━━━━━ DATASET CONTENT ━━━━━

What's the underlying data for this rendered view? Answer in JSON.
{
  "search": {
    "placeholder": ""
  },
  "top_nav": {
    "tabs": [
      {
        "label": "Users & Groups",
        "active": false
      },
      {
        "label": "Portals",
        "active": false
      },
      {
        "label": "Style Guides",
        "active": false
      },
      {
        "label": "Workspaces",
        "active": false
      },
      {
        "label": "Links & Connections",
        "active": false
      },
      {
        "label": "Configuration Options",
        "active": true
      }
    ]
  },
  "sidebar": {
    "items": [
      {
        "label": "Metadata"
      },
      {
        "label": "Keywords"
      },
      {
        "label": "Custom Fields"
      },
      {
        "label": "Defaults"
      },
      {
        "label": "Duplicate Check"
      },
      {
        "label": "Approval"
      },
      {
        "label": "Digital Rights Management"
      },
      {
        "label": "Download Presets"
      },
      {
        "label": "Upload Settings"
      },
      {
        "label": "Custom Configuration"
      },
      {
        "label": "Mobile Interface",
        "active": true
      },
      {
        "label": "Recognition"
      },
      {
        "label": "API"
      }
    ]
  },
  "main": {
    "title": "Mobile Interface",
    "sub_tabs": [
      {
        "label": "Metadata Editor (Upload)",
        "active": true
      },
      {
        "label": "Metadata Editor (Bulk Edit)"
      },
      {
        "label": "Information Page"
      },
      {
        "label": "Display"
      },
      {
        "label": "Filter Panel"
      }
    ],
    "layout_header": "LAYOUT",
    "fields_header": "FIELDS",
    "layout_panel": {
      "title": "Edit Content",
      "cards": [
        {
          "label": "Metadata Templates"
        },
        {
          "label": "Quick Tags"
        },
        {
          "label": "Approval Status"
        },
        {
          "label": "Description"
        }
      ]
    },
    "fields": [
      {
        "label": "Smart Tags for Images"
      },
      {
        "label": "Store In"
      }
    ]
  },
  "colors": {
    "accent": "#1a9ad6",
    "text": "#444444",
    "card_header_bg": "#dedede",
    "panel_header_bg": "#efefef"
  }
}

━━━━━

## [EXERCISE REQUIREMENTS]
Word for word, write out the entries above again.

## [EXERCISE OUTPUT]
What's the underlying data for this rendered view? Answer in JSON.
{
  "search": {
    "placeholder": ""
  },
  "top_nav": {
    "tabs": [
      {
        "label": "Users & Groups",
        "active": false
      },
      {
        "label": "Portals",
        "active": false
      },
      {
        "label": "Style Guides",
        "active": false
      },
      {
        "label": "Workspaces",
        "active": false
      },
      {
        "label": "Links & Connections",
        "active": false
      },
      {
        "label": "Configuration Options",
        "active": true
      }
    ]
  },
  "sidebar": {
    "items": [
      {
        "label": "Metadata"
      },
      {
        "label": "Keywords"
      },
      {
        "label": "Custom Fields"
      },
      {
        "label": "Defaults"
      },
      {
        "label": "Duplicate Check"
      },
      {
        "label": "Approval"
      },
      {
        "label": "Digital Rights Management"
      },
      {
        "label": "Download Presets"
      },
      {
        "label": "Upload Settings"
      },
      {
        "label": "Custom Configuration"
      },
      {
        "label": "Mobile Interface",
        "active": true
      },
      {
        "label": "Recognition"
      },
      {
        "label": "API"
      }
    ]
  },
  "main": {
    "title": "Mobile Interface",
    "sub_tabs": [
      {
        "label": "Metadata Editor (Upload)",
        "active": true
      },
      {
        "label": "Metadata Editor (Bulk Edit)"
      },
      {
        "label": "Information Page"
      },
      {
        "label": "Display"
      },
      {
        "label": "Filter Panel"
      }
    ],
    "layout_header": "LAYOUT",
    "fields_header": "FIELDS",
    "layout_panel": {
      "title": "Edit Content",
      "cards": [
        {
          "label": "Metadata Templates"
        },
        {
          "label": "Quick Tags"
        },
        {
          "label": "Approval Status"
        },
        {
          "label": "Description"
        }
      ]
    },
    "fields": [
      {
        "label": "Smart Tags for Images"
      },
      {
        "label": "Store In"
      }
    ]
  },
  "colors": {
    "accent": "#1a9ad6",
    "text": "#444444",
    "card_header_bg": "#dedede",
    "panel_header_bg": "#efefef"
  }
}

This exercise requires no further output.